Micellar solubilization of poorly water-soluble drugs: effect of surfactant and solubilizate molecular structure

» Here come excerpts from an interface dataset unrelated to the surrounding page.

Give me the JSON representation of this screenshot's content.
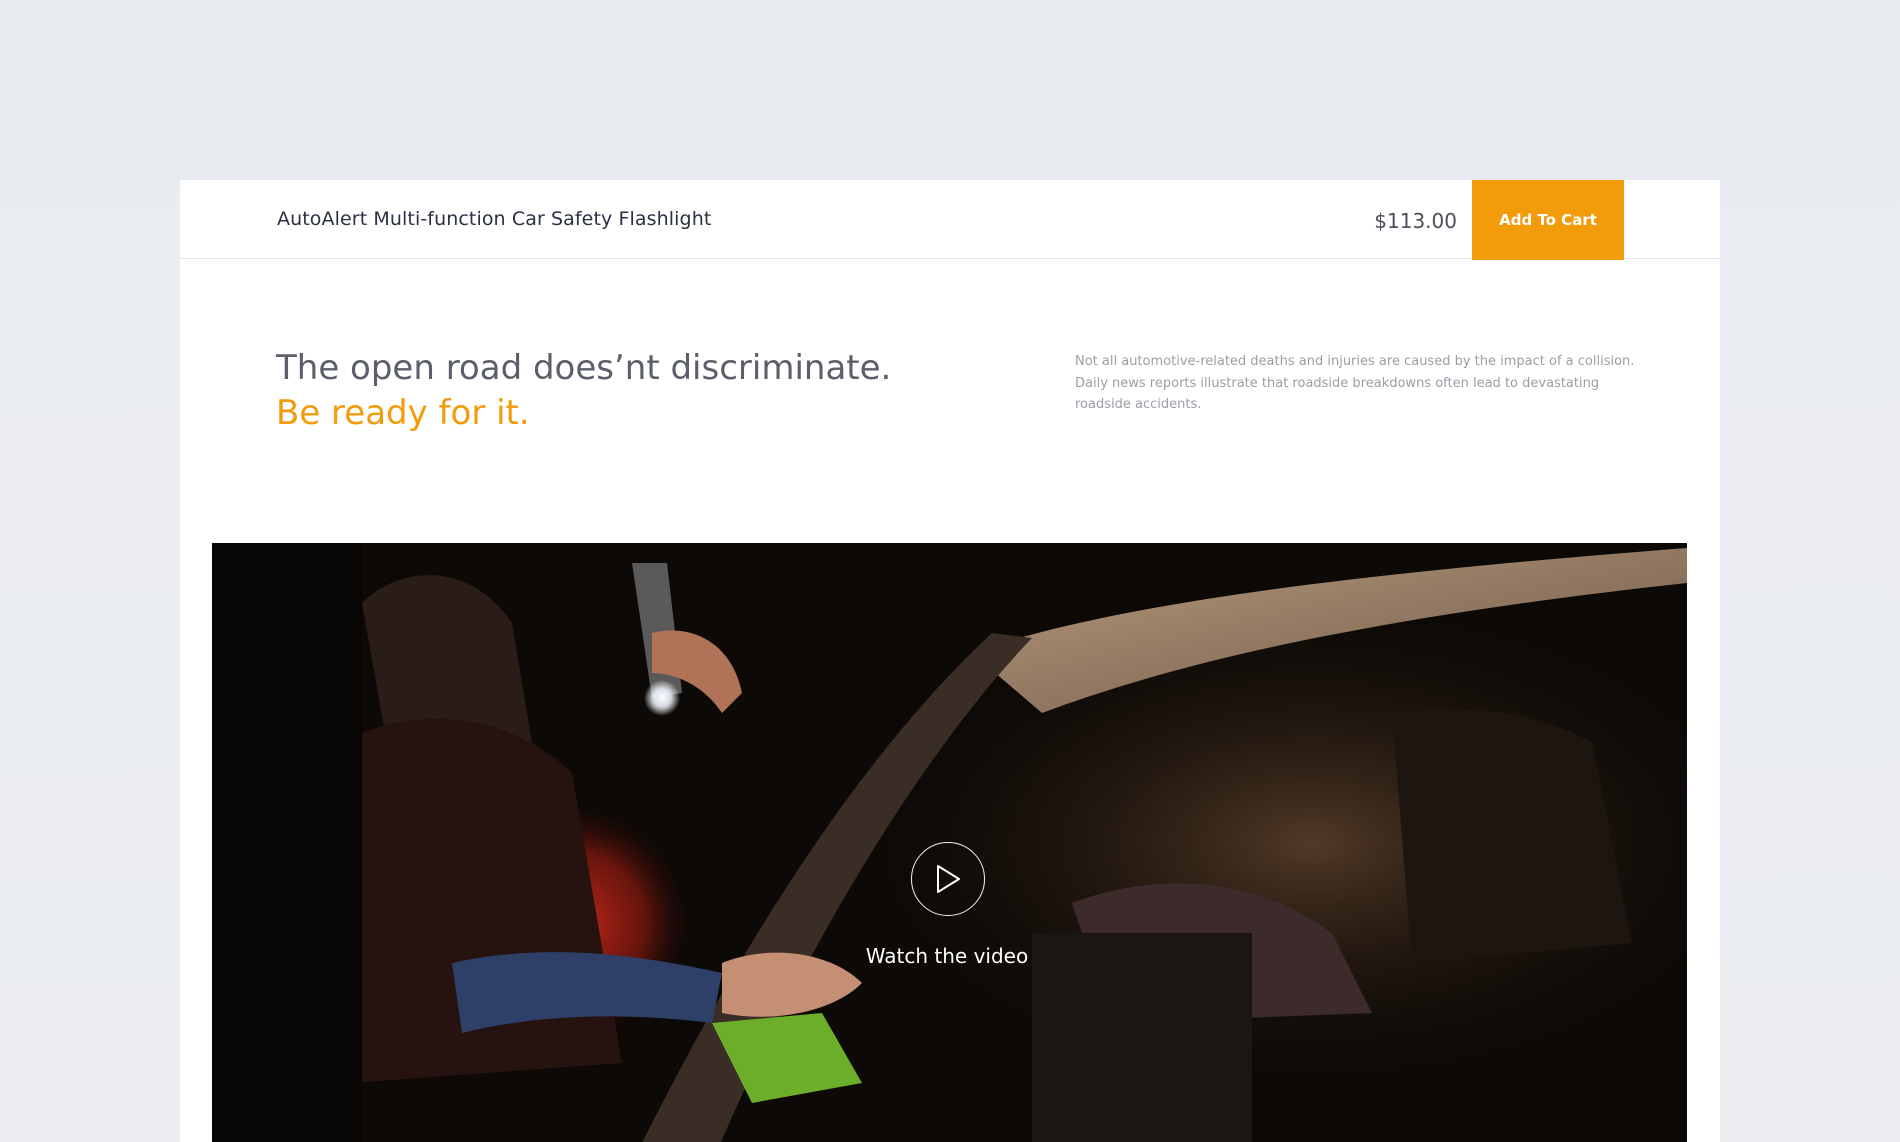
{
  "header": {
    "product_name": "AutoAlert Multi-function Car Safety Flashlight",
    "price": "$113.00",
    "cart_button": "Add To Cart"
  },
  "hero": {
    "headline": "The open road does’nt discriminate.",
    "headline_accent": "Be ready for it.",
    "description": "Not all automotive-related deaths and injuries are caused by the impact of a collision. Daily news reports illustrate that roadside breakdowns often lead to devastating roadside accidents."
  },
  "video": {
    "play_icon": "play-icon",
    "caption": "Watch the video"
  },
  "colors": {
    "accent": "#f39c0b",
    "page_background": "#e9ecf0",
    "card_background": "#ffffff",
    "text_primary": "#2b3142",
    "text_headline": "#5b5f69",
    "text_muted": "#9a9ea6"
  }
}
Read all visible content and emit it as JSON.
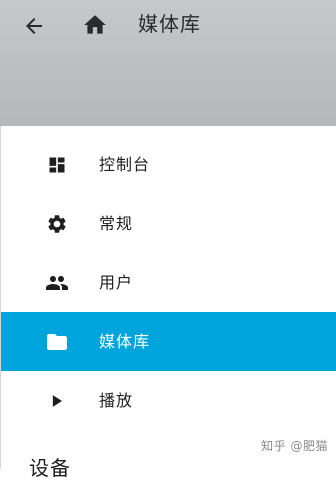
{
  "header": {
    "back_icon": "arrow-back-icon",
    "home_icon": "home-icon",
    "title": "媒体库"
  },
  "drawer": {
    "items": [
      {
        "label": "控制台",
        "icon": "dashboard-icon",
        "active": false
      },
      {
        "label": "常规",
        "icon": "settings-gear-icon",
        "active": false
      },
      {
        "label": "用户",
        "icon": "people-icon",
        "active": false
      },
      {
        "label": "媒体库",
        "icon": "folder-icon",
        "active": true
      },
      {
        "label": "播放",
        "icon": "play-icon",
        "active": false
      }
    ],
    "section_title": "设备"
  },
  "watermark": "知乎 @肥猫",
  "colors": {
    "header_bg": "#bcbfc2",
    "active_bg": "#00a4dc",
    "icon_dark": "#1f1f1f",
    "active_text": "#ffffff"
  }
}
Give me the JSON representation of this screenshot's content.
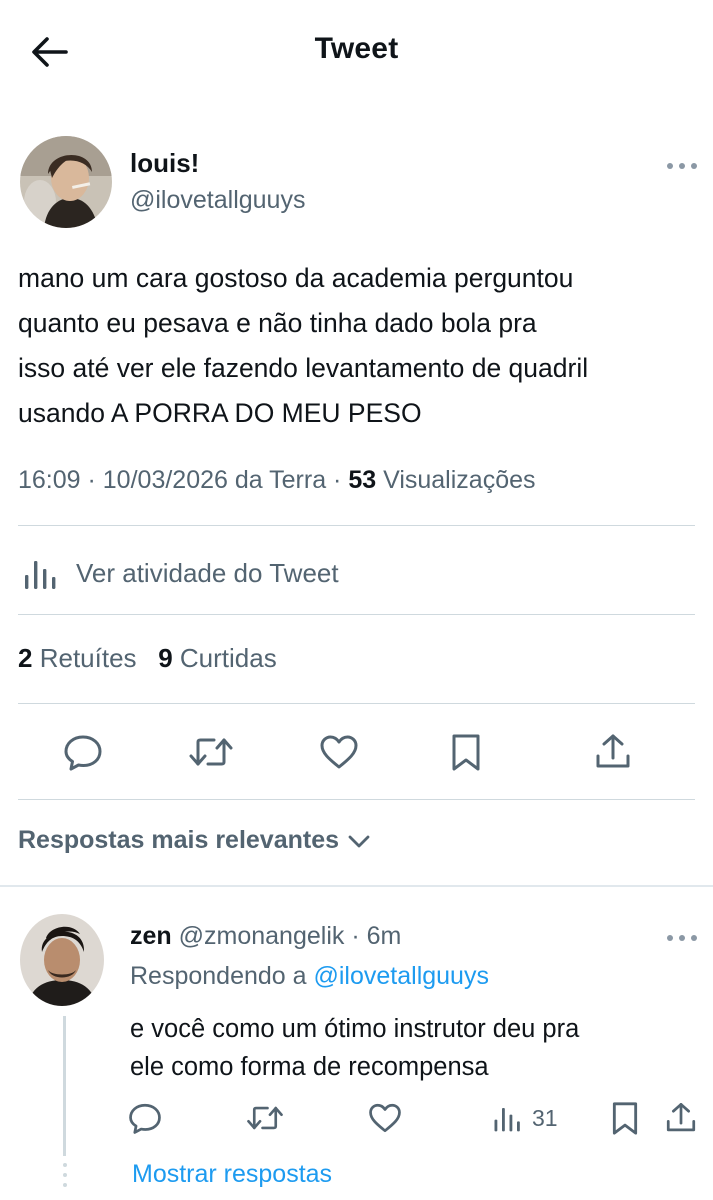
{
  "header": {
    "title": "Tweet"
  },
  "tweet": {
    "author_name": "louis!",
    "author_handle": "@ilovetallguuys",
    "text_lines": [
      "mano um cara gostoso da academia perguntou",
      "quanto eu pesava e não tinha dado bola pra",
      "isso até ver ele fazendo levantamento de quadril",
      "usando A PORRA DO MEU PESO"
    ],
    "time": "16:09",
    "date": "10/03/2026 da Terra",
    "views_count": "53",
    "views_label": "Visualizações",
    "activity_label": "Ver atividade do Tweet",
    "retweets_count": "2",
    "retweets_label": "Retuítes",
    "likes_count": "9",
    "likes_label": "Curtidas"
  },
  "replies_sort_label": "Respostas mais relevantes",
  "reply": {
    "name": "zen",
    "handle": "@zmonangelik",
    "time": "6m",
    "replying_prefix": "Respondendo a",
    "replying_to": "@ilovetallguuys",
    "text_lines": [
      "e você como um ótimo instrutor deu pra",
      "ele como forma de recompensa"
    ],
    "views_count": "31",
    "show_replies_label": "Mostrar respostas"
  },
  "icons": {
    "back": "arrow-left-icon",
    "more": "more-horizontal-icon",
    "activity": "bar-chart-icon",
    "reply": "speech-bubble-icon",
    "retweet": "retweet-icon",
    "like": "heart-icon",
    "bookmark": "bookmark-icon",
    "share": "share-icon",
    "sort": "chevron-down-icon"
  },
  "colors": {
    "text_primary": "#0f1419",
    "text_secondary": "#536471",
    "link": "#1d9bf0",
    "divider": "#cfd9de"
  }
}
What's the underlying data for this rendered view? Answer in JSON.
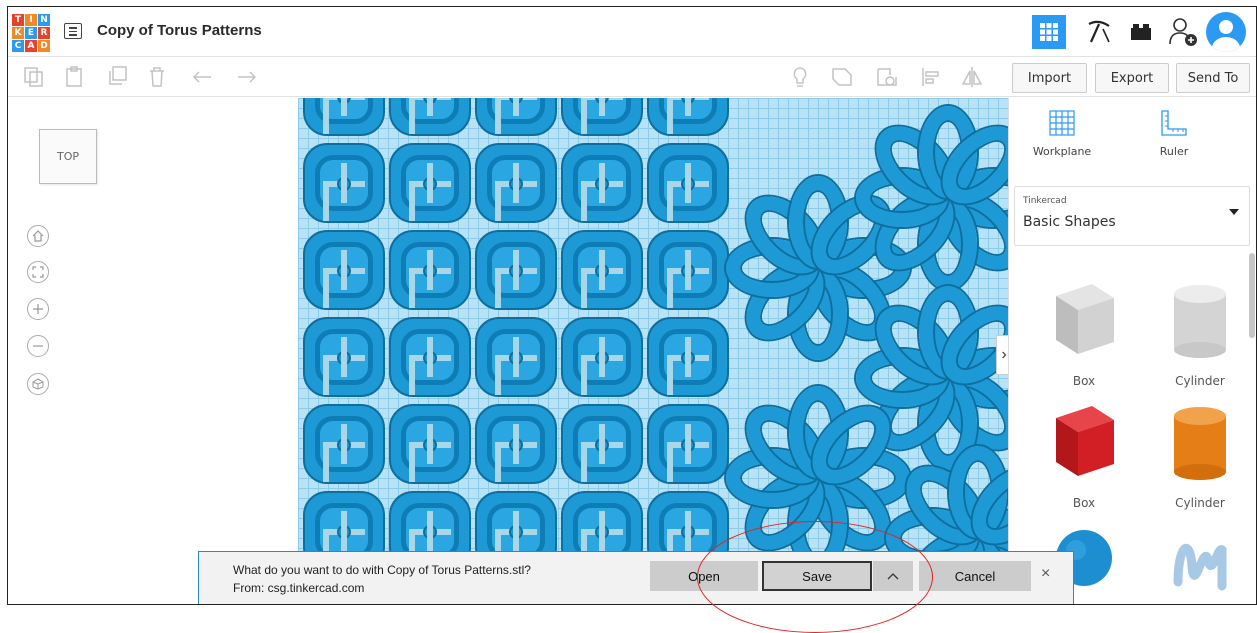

<p><b>Objective:</b> This study aims to clarify the role of surfactant and drug molecular structures on drug solubility in micellar surfactant solutions.</p> <p><b>Significance:</b> (1) Rationale for surfactant selection is provided; (2) the large data set can be used for validation of the drug solubility parameters used in oral absorption models.</p> <p><b>Methods:</b> Equilibrium solubility of two hydrophobic drugs and one model hydrophobic steroid in micellar solutions of 19 surfactants was measured by HPLC. The drug solubilization locus in the micelles was assessed by UV spectrometry.</p> <p><b>Results:</b> Danazol is solubilized much more efficiently than fenofibrate by ionic surfactants due to ion–dipole interactions between the charged surfactant head groups and the polar steroid backbone. Drug solubilization increases linearly with the increase of hydrophobic chain length for all studied surfactant types. Addition of 1–3 ethylene oxide (EO) units in the head group of dodecyl sulfate surfactants reduces significantly the solubilization of both studied drugs and decreases linearly the solubilization locus polarity of fenofibrate. The locus of fenofibrate solubilization is in the hydrophobic core of nonionic surfactant micelles and in the palisade layer of ionic surfactant micelles.</p> <p><b>Conclusions:</b> Highest drug solubility can be obtained by using surfactants molecules with long chain length coupled with hydrophilic head group that provides additional drug–surfactant interactions (i.e. ion–dipole) in the micelles.</p>